■ Work instructions: Could you please return each line of the data that has the word "Regelüberwachung"?

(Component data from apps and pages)

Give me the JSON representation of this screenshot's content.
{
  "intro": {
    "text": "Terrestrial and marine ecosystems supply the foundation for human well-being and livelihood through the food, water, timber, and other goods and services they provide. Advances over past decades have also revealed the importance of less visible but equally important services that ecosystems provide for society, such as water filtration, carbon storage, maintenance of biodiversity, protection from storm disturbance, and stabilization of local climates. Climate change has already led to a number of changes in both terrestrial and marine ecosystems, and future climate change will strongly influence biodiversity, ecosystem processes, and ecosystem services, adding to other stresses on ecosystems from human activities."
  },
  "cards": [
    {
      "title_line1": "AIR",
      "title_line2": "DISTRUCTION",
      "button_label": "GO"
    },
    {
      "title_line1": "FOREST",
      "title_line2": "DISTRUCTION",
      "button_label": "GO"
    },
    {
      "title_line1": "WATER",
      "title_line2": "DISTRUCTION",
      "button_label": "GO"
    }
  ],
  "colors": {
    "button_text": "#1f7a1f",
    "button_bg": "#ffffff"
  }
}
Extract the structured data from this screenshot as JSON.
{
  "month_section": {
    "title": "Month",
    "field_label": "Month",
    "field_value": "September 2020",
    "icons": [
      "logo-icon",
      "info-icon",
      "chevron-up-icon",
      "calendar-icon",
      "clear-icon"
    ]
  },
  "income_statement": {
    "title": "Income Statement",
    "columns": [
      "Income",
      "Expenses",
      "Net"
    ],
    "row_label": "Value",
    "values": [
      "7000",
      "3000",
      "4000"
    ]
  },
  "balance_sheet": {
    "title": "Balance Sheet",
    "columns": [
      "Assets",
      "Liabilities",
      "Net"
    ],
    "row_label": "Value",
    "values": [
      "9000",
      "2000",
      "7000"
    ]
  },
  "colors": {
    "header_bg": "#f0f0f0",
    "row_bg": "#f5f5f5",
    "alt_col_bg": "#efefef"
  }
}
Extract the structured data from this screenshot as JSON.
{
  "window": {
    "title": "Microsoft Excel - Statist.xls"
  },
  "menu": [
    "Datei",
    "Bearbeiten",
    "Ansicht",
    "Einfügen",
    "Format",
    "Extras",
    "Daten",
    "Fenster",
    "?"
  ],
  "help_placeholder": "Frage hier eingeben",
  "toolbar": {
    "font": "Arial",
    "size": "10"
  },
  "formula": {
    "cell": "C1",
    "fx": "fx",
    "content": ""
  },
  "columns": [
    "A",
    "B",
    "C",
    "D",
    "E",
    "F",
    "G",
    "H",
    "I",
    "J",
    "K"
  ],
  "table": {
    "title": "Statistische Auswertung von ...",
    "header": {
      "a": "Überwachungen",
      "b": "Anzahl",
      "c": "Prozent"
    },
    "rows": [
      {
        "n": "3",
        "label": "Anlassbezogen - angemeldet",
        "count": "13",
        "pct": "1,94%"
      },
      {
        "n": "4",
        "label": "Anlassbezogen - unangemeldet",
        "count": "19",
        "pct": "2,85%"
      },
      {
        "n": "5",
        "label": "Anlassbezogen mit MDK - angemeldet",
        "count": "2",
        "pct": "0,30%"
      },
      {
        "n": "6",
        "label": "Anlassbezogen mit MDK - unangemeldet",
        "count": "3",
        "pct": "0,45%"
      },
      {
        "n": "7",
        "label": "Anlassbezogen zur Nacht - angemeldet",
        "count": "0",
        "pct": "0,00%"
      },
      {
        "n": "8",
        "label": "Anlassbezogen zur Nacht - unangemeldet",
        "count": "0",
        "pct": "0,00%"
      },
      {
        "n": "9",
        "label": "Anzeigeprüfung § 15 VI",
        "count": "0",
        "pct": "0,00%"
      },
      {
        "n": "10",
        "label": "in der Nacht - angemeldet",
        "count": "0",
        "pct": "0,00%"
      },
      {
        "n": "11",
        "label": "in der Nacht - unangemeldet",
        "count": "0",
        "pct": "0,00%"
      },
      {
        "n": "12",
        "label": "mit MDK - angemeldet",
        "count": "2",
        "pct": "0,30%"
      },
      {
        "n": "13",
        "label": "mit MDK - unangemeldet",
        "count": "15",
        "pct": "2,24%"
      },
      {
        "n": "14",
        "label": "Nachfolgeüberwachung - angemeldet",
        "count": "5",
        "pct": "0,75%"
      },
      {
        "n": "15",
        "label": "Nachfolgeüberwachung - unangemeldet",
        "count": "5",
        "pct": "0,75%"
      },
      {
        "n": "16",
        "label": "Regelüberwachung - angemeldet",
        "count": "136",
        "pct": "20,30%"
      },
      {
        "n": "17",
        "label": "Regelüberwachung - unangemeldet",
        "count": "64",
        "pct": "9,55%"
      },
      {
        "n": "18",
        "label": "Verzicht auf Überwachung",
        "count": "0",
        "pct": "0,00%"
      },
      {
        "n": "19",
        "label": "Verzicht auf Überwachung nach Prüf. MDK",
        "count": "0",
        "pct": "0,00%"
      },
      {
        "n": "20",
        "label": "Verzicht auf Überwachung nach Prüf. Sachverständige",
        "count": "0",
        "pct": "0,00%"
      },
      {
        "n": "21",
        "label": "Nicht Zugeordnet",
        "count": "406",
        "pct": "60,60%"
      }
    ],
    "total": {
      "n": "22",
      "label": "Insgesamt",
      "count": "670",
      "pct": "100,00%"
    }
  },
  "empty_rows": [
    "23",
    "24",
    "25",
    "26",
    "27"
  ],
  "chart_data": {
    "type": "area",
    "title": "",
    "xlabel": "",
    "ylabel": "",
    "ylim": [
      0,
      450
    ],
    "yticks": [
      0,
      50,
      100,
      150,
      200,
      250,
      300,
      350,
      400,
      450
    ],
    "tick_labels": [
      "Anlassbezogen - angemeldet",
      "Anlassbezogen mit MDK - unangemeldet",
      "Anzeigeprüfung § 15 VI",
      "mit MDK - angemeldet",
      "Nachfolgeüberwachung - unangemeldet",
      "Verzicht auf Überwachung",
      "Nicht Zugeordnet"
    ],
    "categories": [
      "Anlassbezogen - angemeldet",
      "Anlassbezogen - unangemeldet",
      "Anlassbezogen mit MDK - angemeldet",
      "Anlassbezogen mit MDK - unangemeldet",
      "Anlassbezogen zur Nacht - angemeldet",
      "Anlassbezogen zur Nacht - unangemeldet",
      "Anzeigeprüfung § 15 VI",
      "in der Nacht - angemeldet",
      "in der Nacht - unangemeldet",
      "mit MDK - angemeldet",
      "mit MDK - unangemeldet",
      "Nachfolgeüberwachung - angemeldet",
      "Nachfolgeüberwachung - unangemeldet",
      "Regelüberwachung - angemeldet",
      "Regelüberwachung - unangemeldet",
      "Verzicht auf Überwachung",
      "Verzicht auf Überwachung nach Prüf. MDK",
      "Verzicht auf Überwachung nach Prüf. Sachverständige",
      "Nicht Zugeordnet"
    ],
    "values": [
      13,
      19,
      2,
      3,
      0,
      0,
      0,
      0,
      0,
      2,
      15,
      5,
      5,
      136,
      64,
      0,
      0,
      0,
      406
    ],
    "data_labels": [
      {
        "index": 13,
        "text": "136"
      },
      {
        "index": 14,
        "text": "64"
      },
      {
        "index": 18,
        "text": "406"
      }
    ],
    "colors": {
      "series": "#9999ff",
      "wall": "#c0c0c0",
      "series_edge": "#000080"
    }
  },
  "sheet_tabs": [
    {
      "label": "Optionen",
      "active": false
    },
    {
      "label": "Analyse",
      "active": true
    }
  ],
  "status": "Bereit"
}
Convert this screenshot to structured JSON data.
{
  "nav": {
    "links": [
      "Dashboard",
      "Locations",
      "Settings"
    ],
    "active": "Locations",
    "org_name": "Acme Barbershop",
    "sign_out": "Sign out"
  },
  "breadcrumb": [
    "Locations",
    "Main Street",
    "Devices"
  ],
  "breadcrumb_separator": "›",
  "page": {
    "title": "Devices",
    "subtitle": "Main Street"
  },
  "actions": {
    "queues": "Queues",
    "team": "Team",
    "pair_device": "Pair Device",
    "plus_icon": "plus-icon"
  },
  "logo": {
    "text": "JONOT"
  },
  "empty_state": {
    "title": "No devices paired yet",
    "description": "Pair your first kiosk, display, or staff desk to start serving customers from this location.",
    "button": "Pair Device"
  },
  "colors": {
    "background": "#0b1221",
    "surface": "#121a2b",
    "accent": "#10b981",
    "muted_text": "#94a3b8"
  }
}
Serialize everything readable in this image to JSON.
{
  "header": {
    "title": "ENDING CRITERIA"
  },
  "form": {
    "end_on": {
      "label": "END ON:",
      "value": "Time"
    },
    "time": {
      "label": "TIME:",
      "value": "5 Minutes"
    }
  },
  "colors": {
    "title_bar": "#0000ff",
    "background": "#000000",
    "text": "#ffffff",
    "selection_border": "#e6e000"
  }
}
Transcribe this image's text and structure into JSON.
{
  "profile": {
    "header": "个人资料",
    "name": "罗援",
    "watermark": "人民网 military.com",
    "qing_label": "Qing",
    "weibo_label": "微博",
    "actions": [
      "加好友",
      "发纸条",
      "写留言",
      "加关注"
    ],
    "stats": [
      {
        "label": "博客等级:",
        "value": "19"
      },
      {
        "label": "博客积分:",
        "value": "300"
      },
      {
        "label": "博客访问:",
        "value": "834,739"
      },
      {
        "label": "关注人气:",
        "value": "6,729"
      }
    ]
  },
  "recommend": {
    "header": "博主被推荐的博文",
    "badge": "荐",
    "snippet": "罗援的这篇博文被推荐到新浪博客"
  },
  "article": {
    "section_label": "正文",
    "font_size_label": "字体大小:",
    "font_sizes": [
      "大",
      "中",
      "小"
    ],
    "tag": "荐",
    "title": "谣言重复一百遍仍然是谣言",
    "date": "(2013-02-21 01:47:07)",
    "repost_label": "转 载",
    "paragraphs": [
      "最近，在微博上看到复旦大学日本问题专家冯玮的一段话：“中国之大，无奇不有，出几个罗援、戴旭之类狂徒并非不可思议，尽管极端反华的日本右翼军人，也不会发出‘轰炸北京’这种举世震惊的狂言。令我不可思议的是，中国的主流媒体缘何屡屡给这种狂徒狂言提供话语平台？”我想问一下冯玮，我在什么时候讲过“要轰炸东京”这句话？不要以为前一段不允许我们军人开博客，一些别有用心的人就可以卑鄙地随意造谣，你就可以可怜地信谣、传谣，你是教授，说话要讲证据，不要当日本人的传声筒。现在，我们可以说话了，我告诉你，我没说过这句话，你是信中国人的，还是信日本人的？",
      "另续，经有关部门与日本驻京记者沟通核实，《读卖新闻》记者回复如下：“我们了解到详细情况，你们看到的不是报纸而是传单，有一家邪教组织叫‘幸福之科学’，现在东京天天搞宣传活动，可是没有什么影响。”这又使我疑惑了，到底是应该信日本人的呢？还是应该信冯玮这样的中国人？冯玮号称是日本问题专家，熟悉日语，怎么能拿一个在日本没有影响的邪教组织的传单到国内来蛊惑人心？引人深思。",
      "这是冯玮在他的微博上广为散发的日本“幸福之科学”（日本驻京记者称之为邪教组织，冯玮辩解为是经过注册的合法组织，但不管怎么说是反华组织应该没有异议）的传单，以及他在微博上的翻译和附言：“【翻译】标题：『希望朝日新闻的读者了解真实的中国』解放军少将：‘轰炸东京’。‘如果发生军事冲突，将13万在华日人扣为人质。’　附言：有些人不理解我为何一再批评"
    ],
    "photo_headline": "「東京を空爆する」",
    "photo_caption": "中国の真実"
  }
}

■ Output for this exercise:
        "label": "Regelüberwachung - angemeldet",
        "label": "Regelüberwachung - unangemeldet",
      "Regelüberwachung - angemeldet",
      "Regelüberwachung - unangemeldet",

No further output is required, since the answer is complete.